What is the role of segregation in the story? A bit of character description in chapter 1 says it all:
Erthelene had dealt with that old cherry all of her life, just like she dealt with chiggers in the grass and white boys who pulled their dusty jeans tight to show her a hard-on as she passed on her way home from work.
Race relations are a nuisance like biting insects, or tasteless, like boys acting out a grotesque comedy. In real life the humiliation was pervasive, systematic and impersonal.
Erthelene and her friends could just as easily be poor whites as far as this story is concerned.
* * *
What is the story about? The title tells us: “the boy next door,” namely Billy Joe Smith. He has been abandoned by his father and is neglected by his mother, who is apparently a prostitute.
When Billy Joe’s mother is killed in a traffic accident, Erthelene takes Billy Joe in, presumably out of the goodness of her heart, to prevent his being sent to an orphanage, which is presumably a bad thing. Erthelene’s motivation is axiomatic; it has to be taken for granted.
Erthelene takes Billy Joe with her to live in a cabin near Black Water Swamp, where they will presumably be safely beyond the notice of curious townspeople. The move is quite practical under the circumstances.
But the center of the story shifts to Otilla Harrison, who is in effect a rich widow. Her fiancé was killed in the war; she has remained unmarried and childless. The fact that Billy Joe is a white boy living with black people is a pretext for Otilla Harrison’s intervention. But segregation is not made an issue in and of itself; Otilla Harrison could have intervened with as much justification if Erthelene were white.
The story’s real tension, then, is: With whom will Billy Joe be happier? With the people he has become attached to? Or as the son Otilla Harrison has never had?
Billy Joe’s decision to return to Erthelene’s cabin might seem to be a choice between love and wealth. But it is not. Billy Joe decides to run away from Otilla Harrison’s home when he learns that she plans to send him away to school.
Billy Joe has already lost one set of parents. He has now lost Erthelene and her friends, as far as he can tell. Now he stands to lose Otilla Harrison, as well. That is one abandonment too many for him.

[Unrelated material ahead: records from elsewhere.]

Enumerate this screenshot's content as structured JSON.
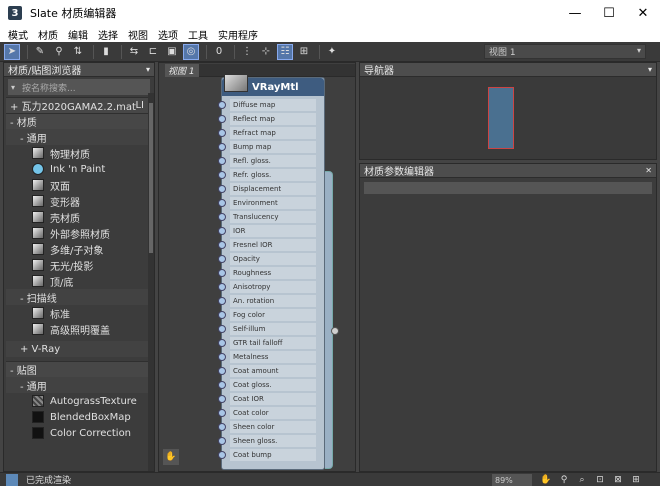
{
  "window": {
    "title": "Slate 材质编辑器",
    "app_icon_glyph": "3",
    "controls": {
      "minimize": "—",
      "maximize": "☐",
      "close": "✕"
    }
  },
  "menu": [
    "模式",
    "材质",
    "编辑",
    "选择",
    "视图",
    "选项",
    "工具",
    "实用程序"
  ],
  "toolbar": {
    "view_select": "视图 1"
  },
  "browser": {
    "title": "材质/贴图浏览器",
    "search_placeholder": "按名称搜索...",
    "file_entry": "+ 瓦力2020GAMA2.2.mat",
    "file_suffix": "LI",
    "groups": [
      {
        "label": "- 材质"
      },
      {
        "label": "- 通用"
      }
    ],
    "general_items": [
      {
        "label": "物理材质",
        "icon": "sphere"
      },
      {
        "label": "Ink 'n Paint",
        "icon": "ink"
      },
      {
        "label": "双面",
        "icon": "sphere"
      },
      {
        "label": "变形器",
        "icon": "sphere"
      },
      {
        "label": "壳材质",
        "icon": "sphere"
      },
      {
        "label": "外部参照材质",
        "icon": "sphere"
      },
      {
        "label": "多维/子对象",
        "icon": "sphere"
      },
      {
        "label": "无光/投影",
        "icon": "sphere"
      },
      {
        "label": "顶/底",
        "icon": "sphere"
      }
    ],
    "scanline_group": "- 扫描线",
    "scanline_items": [
      {
        "label": "标准",
        "icon": "sphere"
      },
      {
        "label": "高级照明覆盖",
        "icon": "sphere"
      }
    ],
    "vray_group": "+ V-Ray",
    "maps_group": "- 贴图",
    "maps_general": "- 通用",
    "map_items": [
      {
        "label": "AutograssTexture",
        "icon": "tex"
      },
      {
        "label": "BlendedBoxMap",
        "icon": "dark"
      },
      {
        "label": "Color Correction",
        "icon": "dark"
      }
    ]
  },
  "view": {
    "tab_label": "视图 1",
    "node": {
      "title": "VRayMtl",
      "slots": [
        "Diffuse map",
        "Reflect map",
        "Refract map",
        "Bump map",
        "Refl. gloss.",
        "Refr. gloss.",
        "Displacement",
        "Environment",
        "Translucency",
        "IOR",
        "Fresnel IOR",
        "Opacity",
        "Roughness",
        "Anisotropy",
        "An. rotation",
        "Fog color",
        "Self-illum",
        "GTR tail falloff",
        "Metalness",
        "Coat amount",
        "Coat gloss.",
        "Coat IOR",
        "Coat color",
        "Sheen color",
        "Sheen gloss.",
        "Coat bump"
      ]
    }
  },
  "navigator": {
    "title": "导航器"
  },
  "params": {
    "title": "材质参数编辑器"
  },
  "status": {
    "text": "已完成渲染",
    "zoom": "89%"
  }
}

The story is really that of a poor boy born in the South, one who loses his father unaccountably and is raised by a well-meaning mother on the “wrong side of the tracks.” He does not fit in with what amounts to high society. And at the end, his dreams come true:
“Wow,” Billy Joe whispered in Snake Dog’s ear, “did you hear that? I’m getting a father.”
The wish-fulfillment fantasy is resolved. Race and segregation are incidental to the real story, one that perhaps remains to be told: the redemption of an abandoned child.
Copyright © 2013 by Don Webb